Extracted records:
======

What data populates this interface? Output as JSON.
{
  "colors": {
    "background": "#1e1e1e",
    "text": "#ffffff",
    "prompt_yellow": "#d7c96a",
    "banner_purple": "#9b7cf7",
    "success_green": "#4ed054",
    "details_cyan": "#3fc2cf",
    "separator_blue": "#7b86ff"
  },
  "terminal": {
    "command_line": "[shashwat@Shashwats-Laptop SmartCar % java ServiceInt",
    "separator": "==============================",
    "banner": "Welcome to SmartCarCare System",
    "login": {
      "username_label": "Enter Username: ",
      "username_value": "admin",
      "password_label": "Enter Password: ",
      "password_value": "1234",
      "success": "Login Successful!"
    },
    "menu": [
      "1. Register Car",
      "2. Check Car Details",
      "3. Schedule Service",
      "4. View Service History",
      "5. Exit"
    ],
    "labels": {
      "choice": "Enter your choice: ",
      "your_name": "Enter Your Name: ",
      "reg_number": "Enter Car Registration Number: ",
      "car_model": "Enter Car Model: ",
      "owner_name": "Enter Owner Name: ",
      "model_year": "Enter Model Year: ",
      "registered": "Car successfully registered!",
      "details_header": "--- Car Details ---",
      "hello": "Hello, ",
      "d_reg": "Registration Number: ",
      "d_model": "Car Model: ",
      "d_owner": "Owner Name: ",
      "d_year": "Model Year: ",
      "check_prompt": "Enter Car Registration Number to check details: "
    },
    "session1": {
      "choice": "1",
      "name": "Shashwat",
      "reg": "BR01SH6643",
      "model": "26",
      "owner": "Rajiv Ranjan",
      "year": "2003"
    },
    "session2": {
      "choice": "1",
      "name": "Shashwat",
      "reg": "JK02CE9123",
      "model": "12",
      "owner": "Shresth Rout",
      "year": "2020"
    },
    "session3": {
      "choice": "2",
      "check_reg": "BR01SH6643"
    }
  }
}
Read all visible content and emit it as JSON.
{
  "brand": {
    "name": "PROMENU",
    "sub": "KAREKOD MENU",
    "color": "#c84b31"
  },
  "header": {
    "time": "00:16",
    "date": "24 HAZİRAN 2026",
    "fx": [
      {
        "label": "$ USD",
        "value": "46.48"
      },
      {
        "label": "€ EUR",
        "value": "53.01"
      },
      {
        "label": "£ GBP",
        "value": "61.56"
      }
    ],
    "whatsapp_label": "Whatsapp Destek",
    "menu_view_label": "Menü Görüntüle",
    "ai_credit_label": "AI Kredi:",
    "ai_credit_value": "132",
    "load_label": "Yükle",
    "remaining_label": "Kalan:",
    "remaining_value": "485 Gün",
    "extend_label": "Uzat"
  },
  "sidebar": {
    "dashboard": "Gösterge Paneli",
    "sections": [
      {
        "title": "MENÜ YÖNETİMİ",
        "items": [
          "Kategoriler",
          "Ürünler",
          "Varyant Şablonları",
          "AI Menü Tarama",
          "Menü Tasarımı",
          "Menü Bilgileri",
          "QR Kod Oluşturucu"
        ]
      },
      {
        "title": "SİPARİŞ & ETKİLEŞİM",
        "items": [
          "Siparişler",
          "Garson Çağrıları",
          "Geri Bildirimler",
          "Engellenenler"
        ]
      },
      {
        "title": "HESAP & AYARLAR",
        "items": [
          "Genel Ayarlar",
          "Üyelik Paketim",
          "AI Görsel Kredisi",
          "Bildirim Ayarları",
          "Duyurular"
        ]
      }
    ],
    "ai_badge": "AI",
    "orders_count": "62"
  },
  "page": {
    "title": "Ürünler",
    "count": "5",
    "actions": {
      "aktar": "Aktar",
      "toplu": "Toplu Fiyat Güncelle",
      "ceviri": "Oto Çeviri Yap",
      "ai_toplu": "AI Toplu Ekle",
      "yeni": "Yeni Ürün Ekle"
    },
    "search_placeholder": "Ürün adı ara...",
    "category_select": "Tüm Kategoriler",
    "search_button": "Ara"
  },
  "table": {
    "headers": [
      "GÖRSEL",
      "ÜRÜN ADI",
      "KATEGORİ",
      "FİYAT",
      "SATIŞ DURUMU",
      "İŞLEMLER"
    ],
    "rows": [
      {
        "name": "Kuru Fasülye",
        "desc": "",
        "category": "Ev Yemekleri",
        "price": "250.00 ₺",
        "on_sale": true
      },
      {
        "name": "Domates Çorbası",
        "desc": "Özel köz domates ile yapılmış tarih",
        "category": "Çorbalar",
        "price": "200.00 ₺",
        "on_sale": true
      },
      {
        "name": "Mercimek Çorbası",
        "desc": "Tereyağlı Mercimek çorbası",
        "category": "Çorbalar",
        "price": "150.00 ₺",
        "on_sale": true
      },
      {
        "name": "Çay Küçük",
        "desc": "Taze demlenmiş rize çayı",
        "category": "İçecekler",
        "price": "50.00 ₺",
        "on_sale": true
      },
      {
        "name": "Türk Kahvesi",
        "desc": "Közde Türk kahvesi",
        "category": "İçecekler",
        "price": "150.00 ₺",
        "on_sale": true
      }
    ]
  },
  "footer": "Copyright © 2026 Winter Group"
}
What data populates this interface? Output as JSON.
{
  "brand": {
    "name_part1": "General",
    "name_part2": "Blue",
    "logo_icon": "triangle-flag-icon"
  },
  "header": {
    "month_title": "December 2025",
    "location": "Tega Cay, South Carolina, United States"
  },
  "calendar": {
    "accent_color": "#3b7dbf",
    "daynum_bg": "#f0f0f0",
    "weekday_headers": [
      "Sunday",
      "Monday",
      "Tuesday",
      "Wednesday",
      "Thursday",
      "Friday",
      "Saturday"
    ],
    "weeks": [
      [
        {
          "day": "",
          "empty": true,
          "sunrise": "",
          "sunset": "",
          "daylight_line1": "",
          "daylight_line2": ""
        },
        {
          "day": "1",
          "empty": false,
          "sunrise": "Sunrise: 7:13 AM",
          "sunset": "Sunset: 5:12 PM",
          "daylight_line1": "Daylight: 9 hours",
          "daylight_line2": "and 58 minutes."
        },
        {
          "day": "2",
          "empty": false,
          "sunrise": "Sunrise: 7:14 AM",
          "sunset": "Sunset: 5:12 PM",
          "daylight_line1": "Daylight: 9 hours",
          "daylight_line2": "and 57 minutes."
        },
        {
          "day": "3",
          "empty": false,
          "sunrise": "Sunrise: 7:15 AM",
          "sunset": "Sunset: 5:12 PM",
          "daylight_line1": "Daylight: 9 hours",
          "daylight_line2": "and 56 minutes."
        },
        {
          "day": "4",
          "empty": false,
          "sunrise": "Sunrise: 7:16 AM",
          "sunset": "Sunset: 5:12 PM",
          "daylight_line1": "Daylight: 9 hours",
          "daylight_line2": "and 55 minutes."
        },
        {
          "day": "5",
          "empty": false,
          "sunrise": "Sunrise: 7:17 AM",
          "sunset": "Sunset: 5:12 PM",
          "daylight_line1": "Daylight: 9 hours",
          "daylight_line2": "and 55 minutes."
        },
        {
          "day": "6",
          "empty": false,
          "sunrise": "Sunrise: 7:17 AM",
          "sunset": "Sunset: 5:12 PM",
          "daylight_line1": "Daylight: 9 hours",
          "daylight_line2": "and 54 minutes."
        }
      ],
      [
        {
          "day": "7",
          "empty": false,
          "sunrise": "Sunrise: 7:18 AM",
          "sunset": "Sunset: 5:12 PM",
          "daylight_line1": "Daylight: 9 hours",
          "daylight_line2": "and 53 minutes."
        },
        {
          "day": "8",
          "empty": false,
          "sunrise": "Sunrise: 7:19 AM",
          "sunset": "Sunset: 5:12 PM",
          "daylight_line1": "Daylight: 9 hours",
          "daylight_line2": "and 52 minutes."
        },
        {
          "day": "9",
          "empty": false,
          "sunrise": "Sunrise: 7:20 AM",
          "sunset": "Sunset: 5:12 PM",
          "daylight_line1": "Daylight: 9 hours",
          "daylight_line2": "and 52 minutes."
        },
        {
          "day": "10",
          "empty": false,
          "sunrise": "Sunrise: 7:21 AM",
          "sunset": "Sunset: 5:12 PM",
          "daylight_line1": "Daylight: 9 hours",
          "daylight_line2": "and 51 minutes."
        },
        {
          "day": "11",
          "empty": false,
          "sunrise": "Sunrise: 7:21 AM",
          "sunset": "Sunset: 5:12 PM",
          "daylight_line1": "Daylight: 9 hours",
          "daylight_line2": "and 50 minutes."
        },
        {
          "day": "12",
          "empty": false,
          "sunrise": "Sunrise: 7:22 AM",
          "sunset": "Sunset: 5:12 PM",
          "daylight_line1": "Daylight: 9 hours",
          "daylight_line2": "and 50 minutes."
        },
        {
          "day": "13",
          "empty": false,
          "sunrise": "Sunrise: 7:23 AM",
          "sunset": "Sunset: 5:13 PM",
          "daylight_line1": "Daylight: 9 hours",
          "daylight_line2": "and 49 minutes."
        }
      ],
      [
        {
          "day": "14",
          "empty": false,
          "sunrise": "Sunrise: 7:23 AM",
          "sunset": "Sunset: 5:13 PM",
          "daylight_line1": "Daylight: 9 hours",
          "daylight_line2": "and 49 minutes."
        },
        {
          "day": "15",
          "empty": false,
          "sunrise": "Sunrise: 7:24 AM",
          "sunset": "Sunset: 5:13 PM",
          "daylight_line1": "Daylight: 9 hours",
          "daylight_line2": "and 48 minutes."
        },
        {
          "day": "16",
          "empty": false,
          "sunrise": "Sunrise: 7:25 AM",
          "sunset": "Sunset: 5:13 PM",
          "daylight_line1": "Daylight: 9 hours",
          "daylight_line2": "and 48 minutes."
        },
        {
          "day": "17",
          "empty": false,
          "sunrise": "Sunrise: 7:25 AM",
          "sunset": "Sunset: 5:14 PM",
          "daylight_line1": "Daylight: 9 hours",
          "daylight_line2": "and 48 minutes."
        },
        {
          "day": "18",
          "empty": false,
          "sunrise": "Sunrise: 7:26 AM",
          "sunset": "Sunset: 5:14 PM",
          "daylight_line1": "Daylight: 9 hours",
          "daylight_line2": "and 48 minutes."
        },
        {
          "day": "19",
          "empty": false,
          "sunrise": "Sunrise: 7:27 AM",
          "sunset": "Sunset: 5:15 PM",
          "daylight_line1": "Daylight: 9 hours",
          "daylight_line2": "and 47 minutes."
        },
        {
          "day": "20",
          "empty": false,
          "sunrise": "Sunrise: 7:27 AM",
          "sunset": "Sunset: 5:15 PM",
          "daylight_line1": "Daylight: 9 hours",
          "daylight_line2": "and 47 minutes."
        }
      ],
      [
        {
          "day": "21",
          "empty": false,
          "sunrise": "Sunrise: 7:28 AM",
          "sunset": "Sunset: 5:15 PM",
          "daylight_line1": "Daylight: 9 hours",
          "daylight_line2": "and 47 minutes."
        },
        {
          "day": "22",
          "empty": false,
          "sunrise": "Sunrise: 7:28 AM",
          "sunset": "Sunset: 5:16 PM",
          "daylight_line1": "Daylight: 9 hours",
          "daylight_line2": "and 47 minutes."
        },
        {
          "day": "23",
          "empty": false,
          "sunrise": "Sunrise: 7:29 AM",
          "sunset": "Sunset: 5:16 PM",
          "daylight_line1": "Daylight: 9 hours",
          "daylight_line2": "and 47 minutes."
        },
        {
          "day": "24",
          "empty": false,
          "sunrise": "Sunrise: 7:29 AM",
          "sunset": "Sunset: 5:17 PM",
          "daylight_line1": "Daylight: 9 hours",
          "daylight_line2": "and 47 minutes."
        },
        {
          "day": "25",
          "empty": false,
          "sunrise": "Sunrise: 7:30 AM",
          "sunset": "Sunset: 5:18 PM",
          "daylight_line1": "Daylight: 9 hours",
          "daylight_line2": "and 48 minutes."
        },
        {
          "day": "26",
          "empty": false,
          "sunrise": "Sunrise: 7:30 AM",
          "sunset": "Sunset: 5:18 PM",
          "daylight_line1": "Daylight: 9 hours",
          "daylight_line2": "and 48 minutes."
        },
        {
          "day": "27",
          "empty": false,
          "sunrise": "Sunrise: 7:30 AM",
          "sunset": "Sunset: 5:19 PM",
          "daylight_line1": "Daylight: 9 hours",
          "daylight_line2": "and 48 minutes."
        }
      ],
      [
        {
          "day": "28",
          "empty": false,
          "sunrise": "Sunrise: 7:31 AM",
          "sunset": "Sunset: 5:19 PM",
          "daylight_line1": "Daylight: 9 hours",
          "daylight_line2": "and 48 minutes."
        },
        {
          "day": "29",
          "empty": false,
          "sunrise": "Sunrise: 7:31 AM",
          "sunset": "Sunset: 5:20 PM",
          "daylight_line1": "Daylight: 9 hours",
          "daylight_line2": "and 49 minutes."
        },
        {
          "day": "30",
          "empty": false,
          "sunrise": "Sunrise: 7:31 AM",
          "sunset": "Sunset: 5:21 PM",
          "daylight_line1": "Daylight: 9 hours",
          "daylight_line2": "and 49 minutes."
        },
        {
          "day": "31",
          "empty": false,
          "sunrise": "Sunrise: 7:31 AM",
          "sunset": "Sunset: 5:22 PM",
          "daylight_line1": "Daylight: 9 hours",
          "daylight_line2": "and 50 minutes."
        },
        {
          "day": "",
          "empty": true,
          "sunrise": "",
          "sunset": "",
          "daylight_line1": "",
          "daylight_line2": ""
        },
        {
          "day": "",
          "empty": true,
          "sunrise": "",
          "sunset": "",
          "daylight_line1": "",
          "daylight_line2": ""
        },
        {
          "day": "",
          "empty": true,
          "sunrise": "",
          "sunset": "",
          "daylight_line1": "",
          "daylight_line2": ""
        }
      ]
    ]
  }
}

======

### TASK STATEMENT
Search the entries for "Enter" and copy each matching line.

### ANSWER BELOW
      "username_label": "Enter Username: ",
      "password_label": "Enter Password: ",
      "choice": "Enter your choice: ",
      "your_name": "Enter Your Name: ",
      "reg_number": "Enter Car Registration Number: ",
      "car_model": "Enter Car Model: ",
      "owner_name": "Enter Owner Name: ",
      "model_year": "Enter Model Year: ",
      "check_prompt": "Enter Car Registration Number to check details: "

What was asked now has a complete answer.